Stones crafted a notable career as a portrait sculptor (and sometime children’s book author and illustrator). His subjects included actor Ben Kingsley (for Stratford-upon-Avon's Theatre Museum), young Shakespeare, Seamus Heaney, plus commissions for the National Gallery of Ireland and many Oxford colleges.
Ovenden argued that Stones had "become renowned as a master of large works in which proportion and scale are successfully married to the myriad details of physiognomy, anatomy, costume and personality". From 1999 to 2004, he was president of the British Society of Portrait Sculptors.
Stones maintained links with New Zealand, where his ongoing sculpture commissions included a portrait of Captain Cook in Gisborne, pioneer winemakers in Henderson, and Abel Tasman and early settlers in Nelson.
From the early 2000s Stones and his wife Lily Feng spent increasing time in China, where he was a visiting professor at Nanjing and Qinghua Universities. For the Beijing Olympics he completed a series of sculptures (The Running Man) prominently located en route to the Bird's Nest Stadium. He was exploring new forms of art-making into the second decade of the 21st Century. In 2011 a sculpture garden was named in his honour at Shenyang University, where he was Dean of the Anthony Stones International Sculpture Academy.

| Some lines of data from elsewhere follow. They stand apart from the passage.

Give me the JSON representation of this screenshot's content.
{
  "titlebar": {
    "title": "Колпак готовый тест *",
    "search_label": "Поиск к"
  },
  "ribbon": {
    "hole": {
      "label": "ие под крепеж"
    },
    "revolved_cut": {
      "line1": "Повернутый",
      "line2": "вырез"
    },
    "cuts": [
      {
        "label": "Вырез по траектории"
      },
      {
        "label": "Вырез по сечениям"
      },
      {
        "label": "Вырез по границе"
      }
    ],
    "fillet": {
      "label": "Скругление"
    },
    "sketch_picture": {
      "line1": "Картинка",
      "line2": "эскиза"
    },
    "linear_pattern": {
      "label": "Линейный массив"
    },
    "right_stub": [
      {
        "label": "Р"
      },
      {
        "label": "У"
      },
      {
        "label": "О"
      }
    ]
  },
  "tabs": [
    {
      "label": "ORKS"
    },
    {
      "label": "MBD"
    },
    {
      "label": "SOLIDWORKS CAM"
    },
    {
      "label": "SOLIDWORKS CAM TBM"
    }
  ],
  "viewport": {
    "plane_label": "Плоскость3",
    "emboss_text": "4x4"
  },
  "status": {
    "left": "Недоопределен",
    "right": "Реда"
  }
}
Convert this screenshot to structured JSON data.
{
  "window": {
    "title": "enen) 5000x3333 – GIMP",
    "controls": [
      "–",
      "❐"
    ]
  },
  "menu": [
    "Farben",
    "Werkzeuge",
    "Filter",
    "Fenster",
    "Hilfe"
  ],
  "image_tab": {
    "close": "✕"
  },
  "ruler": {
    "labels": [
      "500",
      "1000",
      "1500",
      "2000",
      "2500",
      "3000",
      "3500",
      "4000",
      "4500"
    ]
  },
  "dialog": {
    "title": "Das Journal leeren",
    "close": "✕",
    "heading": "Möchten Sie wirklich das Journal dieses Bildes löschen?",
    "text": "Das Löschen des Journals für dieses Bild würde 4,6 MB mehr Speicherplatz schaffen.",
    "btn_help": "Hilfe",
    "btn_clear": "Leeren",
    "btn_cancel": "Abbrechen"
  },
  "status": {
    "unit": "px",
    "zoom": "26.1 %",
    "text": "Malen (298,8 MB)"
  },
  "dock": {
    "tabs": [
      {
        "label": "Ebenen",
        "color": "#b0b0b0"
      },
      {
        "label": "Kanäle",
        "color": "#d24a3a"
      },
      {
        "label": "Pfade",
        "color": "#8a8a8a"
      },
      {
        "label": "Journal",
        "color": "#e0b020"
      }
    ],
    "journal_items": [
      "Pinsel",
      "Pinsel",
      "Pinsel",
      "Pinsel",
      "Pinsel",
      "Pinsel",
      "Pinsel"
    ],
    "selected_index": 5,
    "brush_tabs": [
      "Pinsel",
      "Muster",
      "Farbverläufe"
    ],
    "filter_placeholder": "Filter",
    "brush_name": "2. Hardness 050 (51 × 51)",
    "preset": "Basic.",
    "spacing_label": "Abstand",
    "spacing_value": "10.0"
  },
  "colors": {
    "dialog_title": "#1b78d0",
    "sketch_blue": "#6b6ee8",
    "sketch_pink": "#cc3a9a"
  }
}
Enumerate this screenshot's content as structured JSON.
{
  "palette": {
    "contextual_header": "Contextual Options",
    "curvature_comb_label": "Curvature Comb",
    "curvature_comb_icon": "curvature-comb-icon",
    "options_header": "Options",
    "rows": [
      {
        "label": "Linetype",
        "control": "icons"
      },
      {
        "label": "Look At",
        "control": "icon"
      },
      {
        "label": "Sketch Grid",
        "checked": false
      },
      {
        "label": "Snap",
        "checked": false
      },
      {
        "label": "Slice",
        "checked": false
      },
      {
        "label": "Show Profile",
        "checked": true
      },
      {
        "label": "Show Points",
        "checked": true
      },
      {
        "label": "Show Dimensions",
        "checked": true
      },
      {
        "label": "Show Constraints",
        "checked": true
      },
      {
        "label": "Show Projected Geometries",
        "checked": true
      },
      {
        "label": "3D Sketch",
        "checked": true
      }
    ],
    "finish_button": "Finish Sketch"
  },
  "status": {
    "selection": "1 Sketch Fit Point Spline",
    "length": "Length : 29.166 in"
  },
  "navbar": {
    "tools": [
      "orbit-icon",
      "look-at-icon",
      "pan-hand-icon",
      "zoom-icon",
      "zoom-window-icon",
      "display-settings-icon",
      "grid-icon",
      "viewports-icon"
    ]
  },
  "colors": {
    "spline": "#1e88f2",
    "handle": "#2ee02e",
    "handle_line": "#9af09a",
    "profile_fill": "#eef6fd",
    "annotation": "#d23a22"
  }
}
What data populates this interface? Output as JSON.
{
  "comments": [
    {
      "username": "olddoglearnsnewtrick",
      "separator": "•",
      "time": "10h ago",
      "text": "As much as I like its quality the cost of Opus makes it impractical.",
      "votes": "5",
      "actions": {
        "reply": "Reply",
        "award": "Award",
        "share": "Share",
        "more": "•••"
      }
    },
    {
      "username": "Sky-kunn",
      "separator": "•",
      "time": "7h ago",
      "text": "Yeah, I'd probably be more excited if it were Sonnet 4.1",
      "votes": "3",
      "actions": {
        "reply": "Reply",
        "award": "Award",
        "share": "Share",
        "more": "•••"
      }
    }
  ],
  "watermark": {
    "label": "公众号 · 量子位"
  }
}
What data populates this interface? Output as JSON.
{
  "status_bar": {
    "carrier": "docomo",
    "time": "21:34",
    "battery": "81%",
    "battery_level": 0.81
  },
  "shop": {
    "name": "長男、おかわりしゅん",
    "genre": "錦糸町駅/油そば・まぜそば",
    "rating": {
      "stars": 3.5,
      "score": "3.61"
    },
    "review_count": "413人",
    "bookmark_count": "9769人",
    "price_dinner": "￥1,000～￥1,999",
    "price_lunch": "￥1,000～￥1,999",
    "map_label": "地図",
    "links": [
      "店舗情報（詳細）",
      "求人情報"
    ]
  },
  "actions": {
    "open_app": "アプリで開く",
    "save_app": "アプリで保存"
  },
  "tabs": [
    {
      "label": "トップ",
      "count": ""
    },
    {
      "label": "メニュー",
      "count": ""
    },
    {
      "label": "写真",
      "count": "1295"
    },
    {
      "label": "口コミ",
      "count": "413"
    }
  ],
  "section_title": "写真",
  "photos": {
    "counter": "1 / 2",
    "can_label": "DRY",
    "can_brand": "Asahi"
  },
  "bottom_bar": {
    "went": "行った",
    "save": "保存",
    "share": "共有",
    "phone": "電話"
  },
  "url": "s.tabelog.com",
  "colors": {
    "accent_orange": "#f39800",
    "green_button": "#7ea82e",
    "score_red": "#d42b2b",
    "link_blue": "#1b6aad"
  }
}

Anthony Stones died in China in September 2016. He was 82.
Profile updated on 8 June 2022
Photograph of Anthony Stones (detail) by Dave Roberts: 'Anthony Stones with his marquette of General Lord Freyburg' taken 31 December 2001
Keith Ovenden, 'Restless, energetic, and still learning' Pundit website. Loaded 28 November 2008. Accessed 8 June 2022
Unknown writer, 'Anthony Stones, creator of iconic New Zealand statues, dies' Stuff website. Loaded 30 September 2016. Accessed 8 June 2022
Unknown writer, Article about C'Mon, The Listener, 1 May 1967